PROBLEM REQUIREMENTS:
Whatever appears in the records, write it out again exactly.

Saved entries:
BEGIN
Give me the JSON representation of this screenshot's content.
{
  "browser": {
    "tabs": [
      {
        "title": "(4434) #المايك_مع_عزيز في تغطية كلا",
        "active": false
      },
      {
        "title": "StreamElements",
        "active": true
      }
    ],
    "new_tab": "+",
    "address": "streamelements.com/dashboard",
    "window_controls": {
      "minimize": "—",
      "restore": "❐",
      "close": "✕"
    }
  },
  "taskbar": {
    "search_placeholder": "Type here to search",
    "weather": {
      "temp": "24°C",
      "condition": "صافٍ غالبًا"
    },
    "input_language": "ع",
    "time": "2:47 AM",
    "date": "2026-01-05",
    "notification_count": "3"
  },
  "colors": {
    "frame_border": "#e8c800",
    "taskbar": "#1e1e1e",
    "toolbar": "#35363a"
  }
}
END
ANSWER:
Give me the JSON representation of this screenshot's content.
{
  "browser": {
    "tabs": [
      {
        "title": "(4434) #المايك_مع_عزيز في تغطية كلا",
        "active": false
      },
      {
        "title": "StreamElements",
        "active": true
      }
    ],
    "new_tab": "+",
    "address": "streamelements.com/dashboard",
    "window_controls": {
      "minimize": "—",
      "restore": "❐",
      "close": "✕"
    }
  },
  "taskbar": {
    "search_placeholder": "Type here to search",
    "weather": {
      "temp": "24°C",
      "condition": "صافٍ غالبًا"
    },
    "input_language": "ع",
    "time": "2:47 AM",
    "date": "2026-01-05",
    "notification_count": "3"
  },
  "colors": {
    "frame_border": "#e8c800",
    "taskbar": "#1e1e1e",
    "toolbar": "#35363a"
  }
}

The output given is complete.